This conflict has yet to be resolved, with different licensing authorities still continuing to act upon different interpretations of the law. For example:

  • The licensing authorities in Ho Chi Minh City require domestic companies to obtain an investment certificate after the acquisition such that the company will operate under two licenses – the enterprise registration certificate and the investment certificate.
  • The licensing authorities in Hanoi require all members or shareholders of the domestic company (including foreign investors) to engage in procedures to obtain an investment certificate. In doing so, the members or shareholders of the company will be granted an investment certificate while having their enterprise registration certificate revoked.
  • The licensing authorities in Ba Ria–Vung Tau Province and Binh Duong Province abolish the need for an investment certificate for domestic companies altogether if the transferred capital or shares do not exceed 49% of the domestic company’s charter capital.

The basis for this requirement

In its Report, the MPI highlighted the need for an investment certificate, citing that such requirements lay consistent with international customs on selected industries such as banking, insurance and real estate. Furthermore, it will ensure that there exist a codified set of procedures which would ultimately save the day on the face issues arising through a lack of specified guidelines.

However, it is debatable that perhaps the MPI should have given further foresight in providing its reasons. Particularly, the face of the Report seemed to overlook numerous key considerations:

  • First, the laws in countries of developed economies such as Singapore, Australia, USA and UK do not generally provide for any requirement to obtain an investment certificate of the kind potentially required in Vietnam. Particularly, Singapore provides no specific provisions for foreign investors in establishing a new company or purchasing shares of a private Singaporean company.
  • Second, the conformity to international customs that the MPI highlights apply to selected industries which are traditionally regulated to a high degree. Therefore, it is not necessarily appropriate to apply them universally to all industries.
  • Third, it seems that the requirement does not draw advantages for the transferring parties, not the State of Vietnam.
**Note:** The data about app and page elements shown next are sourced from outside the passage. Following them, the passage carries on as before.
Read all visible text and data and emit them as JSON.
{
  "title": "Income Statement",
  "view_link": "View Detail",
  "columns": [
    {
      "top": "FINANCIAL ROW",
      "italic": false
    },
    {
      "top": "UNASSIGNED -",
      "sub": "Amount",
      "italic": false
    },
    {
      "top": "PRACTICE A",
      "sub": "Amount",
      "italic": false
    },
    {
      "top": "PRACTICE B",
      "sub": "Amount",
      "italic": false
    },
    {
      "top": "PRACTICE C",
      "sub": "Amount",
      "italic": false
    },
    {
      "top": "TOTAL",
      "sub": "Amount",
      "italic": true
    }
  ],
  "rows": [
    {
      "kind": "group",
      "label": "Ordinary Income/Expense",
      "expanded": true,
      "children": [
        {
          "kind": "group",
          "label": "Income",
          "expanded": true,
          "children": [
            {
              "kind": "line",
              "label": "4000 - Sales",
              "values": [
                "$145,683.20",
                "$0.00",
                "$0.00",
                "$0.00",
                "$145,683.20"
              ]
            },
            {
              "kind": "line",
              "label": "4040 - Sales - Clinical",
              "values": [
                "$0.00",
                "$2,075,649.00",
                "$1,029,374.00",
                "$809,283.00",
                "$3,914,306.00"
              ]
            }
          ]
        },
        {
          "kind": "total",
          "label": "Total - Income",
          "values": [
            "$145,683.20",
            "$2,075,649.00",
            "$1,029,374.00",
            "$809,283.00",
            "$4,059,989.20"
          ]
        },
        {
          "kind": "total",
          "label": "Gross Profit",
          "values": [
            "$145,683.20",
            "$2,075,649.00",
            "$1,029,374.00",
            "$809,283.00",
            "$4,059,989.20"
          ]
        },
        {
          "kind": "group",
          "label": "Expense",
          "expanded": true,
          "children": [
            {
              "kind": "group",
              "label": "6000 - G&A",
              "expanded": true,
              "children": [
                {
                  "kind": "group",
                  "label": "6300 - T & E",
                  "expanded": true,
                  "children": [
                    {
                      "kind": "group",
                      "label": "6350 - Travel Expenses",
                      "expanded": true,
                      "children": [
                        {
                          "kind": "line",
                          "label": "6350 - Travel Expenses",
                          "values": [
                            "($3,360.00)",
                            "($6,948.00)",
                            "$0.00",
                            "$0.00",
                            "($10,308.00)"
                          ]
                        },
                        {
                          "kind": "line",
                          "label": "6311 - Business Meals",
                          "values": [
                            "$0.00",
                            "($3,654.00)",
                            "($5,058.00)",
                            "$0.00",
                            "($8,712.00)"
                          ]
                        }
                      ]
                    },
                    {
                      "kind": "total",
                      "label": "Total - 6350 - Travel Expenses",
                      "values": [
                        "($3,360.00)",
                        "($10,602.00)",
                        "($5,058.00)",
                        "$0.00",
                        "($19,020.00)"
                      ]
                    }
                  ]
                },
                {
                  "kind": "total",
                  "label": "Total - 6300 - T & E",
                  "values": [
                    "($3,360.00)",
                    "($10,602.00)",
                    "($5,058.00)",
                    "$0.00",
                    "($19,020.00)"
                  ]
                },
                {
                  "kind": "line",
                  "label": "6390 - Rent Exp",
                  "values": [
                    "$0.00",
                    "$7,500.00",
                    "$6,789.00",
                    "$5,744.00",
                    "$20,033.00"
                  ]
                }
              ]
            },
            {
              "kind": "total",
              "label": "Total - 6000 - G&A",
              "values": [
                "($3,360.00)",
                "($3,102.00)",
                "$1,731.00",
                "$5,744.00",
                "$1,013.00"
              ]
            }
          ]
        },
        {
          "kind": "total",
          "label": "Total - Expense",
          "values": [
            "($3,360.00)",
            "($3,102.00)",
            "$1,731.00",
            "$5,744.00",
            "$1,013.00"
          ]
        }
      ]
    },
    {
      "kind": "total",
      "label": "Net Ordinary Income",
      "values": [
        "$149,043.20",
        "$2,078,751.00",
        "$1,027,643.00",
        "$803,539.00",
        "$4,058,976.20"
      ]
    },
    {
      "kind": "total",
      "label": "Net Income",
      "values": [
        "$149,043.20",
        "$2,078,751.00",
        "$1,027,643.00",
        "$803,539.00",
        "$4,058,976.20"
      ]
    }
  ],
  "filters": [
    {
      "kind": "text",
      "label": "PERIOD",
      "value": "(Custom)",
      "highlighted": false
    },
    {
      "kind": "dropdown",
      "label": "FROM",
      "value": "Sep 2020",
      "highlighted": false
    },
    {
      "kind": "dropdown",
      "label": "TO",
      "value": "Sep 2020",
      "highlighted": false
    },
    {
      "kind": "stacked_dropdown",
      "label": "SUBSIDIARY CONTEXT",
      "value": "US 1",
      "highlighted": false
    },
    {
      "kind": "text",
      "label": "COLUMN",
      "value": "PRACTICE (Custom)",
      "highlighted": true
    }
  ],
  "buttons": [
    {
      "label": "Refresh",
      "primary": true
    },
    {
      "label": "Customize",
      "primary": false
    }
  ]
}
In fact, both the parties and the licensing authorities fall victim to an increased burden and administrative workload as a result of its requirement.
  • Fourth, Decree 102 does not provide for this requirement so its removal will abolish any potential legal conflicts now and in the future.

What is the solution?

Without a doubt, investors aim to seek the simplest, shortest and cheapest way possible in order to carry out and maximise their investment. As such, one can only expect disappointment from foreign investors and domestic companies alike if the amendments of Decree 108/2006/ND-CP continue to implement this investment certificate requirement.

Therefore, now is a crucial time for the Government to reconsider its position, particularly given Vietnam’s national policy in promoting foreign investment into the country. Otherwise, consistency in the laws will need to be maintained in order to create a clear and systematic process for the transferring parties and licensing authorities.

At the moment, however, potential foreign investors can only wait in anticipation that the Government opts to takes one step forward in the right direction without the two steps back.

(Please note that the scope of this article covers only transfers between foreign investors and domestic companies established and operating in ordinary domains and sectors)

By Vietnam Law Insight, LNT & Partners.

Disclaimer: This Briefing is for information purposes only. Its contents do not constitute legal advice and should not be regarded as detailed advice in individual cases. For more information, please contact us or visit the website: Http://LNTpartners.com